The introduction of your case study should briefly present the patient, including medical history, current medication and diagnosis, potential interventions, and recommendations.

In addition, you can always do the introduction last to capture everything in your case study analysis. Furthermore, the introduction section aims to demonstrate that you can decode the message from the patient scenario. It also strengthens your arguments later in the paper concerning care planning.

Case Presentation

When writing the case presentation, resist the temptation of copying verbatim the content of the case study from the patient scenario. Instead, paraphrase the patient scenario chief complaints, noting the assessment data, including the vital, medical history, family history, demographic data, and other relevant aspects.


Having drawn the patient’s raw data, it is time to cover how the disease diagnosis could have occurred. For example, if it is sepsis-induced cardiomyopathy, explain how it could have happened using the relevant data. An example is a patient working in an unhygienic setting. In addition, if a patient is a long-time smoker who has COPD, explain how smoking leads to COPD.

As you expound on the pathophysiology, focus on the patient’s etiology and risk factors. To support your writing, make sure that you use nursing literature published in the last five years.

Nursing Care Plan

With the diagnosis done and the source of the patient’s suffering understood, it is time to plan the patient’s care. The nursing care plan details a patient’s chief complaints or critical problems, including at least three top-priority problems.

Here, it would assist in describing the reasons for these problems while drawing facts and evidence from the literature. In addition, you also need to detail the potential intervention strategies, including pharmacological and non-pharmacological interventions, develop goals and measures, and develop evaluation strategies for your plan.

Discussion and Recommendations

Having written an inclusive nursing care plan, you can discuss the expected outcomes and write your recommendations. The discussion extends the case study, giving you room to expound on the case study, relate the care plan to the case, and provide a rationale. Based on the care plan, you can then make recommendations.

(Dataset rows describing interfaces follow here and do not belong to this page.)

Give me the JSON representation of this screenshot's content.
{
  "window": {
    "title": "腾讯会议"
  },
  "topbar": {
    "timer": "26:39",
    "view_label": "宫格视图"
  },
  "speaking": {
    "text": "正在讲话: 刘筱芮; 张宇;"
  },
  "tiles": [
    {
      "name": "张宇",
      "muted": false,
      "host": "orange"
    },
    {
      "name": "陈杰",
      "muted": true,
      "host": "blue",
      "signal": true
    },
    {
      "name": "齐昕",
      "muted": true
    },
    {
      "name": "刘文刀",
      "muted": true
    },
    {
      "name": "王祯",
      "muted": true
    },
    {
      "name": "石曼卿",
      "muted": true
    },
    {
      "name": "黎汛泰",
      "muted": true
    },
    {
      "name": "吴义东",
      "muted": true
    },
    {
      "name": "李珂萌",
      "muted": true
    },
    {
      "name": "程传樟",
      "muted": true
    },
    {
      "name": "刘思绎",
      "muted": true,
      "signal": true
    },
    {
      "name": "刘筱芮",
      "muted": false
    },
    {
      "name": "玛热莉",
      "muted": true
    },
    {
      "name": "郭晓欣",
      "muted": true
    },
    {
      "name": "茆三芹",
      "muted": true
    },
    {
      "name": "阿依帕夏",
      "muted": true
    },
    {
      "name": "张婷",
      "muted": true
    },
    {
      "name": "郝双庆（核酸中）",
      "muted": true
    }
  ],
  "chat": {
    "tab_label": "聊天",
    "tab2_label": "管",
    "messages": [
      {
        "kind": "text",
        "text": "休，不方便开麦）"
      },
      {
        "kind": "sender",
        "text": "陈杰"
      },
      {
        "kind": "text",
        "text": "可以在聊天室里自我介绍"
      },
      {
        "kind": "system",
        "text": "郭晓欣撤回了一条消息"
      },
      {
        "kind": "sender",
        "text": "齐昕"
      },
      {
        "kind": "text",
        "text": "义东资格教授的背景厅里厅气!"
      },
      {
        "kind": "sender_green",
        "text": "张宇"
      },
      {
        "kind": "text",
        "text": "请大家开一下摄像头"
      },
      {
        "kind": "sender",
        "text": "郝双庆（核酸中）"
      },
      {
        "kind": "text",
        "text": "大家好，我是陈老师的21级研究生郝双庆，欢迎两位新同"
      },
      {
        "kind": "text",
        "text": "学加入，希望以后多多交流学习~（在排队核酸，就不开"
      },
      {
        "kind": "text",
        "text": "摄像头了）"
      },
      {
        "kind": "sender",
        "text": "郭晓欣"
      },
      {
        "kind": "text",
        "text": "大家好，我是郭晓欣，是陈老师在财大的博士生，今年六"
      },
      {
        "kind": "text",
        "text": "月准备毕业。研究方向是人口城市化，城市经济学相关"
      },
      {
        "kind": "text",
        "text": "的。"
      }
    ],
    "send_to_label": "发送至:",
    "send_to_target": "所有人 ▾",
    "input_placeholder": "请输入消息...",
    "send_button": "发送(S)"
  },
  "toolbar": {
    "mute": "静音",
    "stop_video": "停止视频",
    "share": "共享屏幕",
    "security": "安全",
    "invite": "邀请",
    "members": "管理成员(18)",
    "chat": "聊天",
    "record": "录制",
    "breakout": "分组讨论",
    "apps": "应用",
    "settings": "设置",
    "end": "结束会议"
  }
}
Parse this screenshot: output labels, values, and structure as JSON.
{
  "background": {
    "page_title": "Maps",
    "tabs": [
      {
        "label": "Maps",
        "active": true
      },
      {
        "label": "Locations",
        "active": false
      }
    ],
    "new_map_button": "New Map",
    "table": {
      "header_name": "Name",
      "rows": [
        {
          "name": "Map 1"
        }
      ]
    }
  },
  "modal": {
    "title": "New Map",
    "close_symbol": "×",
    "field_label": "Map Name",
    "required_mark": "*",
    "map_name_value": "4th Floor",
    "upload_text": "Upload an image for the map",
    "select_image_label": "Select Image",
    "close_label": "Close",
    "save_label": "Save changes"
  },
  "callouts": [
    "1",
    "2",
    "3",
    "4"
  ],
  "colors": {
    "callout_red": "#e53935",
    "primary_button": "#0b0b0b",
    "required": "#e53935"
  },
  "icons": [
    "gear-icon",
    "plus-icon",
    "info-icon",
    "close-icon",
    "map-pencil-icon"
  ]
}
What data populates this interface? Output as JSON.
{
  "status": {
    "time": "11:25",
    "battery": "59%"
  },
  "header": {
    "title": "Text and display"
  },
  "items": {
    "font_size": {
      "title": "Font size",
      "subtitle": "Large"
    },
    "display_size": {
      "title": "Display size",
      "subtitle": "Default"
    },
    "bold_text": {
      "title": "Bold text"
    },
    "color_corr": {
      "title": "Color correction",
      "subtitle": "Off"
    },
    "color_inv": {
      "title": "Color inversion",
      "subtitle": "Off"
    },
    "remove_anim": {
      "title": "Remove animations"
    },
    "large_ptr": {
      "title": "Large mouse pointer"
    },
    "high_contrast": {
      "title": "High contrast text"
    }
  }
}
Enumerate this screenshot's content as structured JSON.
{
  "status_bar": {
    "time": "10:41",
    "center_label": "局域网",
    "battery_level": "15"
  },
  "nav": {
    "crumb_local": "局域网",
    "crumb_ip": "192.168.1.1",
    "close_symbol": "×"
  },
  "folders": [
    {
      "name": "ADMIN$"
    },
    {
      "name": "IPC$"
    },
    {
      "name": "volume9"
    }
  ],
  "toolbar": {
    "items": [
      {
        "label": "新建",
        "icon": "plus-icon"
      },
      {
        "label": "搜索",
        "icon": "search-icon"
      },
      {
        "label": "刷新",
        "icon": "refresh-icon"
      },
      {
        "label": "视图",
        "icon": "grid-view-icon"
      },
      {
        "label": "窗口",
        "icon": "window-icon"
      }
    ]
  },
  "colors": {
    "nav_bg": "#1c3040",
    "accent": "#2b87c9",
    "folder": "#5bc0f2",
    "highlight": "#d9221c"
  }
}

Your recommendations should be based on the diagnosis, prognosis, and nursing care plan. For instance, if it is time to discharge a patient who had falls, recommend some fall management strategies that can work in the home setting—for example, engineering controls or lighting. Focus on everything and anything that can be done to enhance the well-being of a patient.


As you begin with an introduction, your case study must also have a conclusion. Therefore, conclude the nursing case study by recapping the case. In addition, include crucial facts such as patient presentation, nursing assessment, current care plan, rationale, evaluation, and recommendations.


The APA writing style is usually preferred in most nursing papers you have handled. Your bibliography and in-text citations should be in APA or Harvard formatting. Moreover, it is vital to alphabetize the reference list.


In conclusion, writing a nursing case study paper is essential for nursing students, enabling them to bridge the gap between theory and real-world practice. This article has explored the critical components of a well-structured nursing case study, including the title page, abstract, introduction, case presentation, pathophysiology, nursing care plan, discussion, recommendations, conclusion, and references.

By following these guidelines, students can effectively navigate the process of creating a compelling nursing case study paper. These assignments provide a valuable opportunity for students to analyze, draw conclusions, and make recommendations based on actual or hypothetical patient scenarios, enhancing their skills and knowledge in the field of nursing. However, if you are looking for the highest quality case studies, you can place your order here

Leave a Comment

Your email address will not be published. Required fields are marked *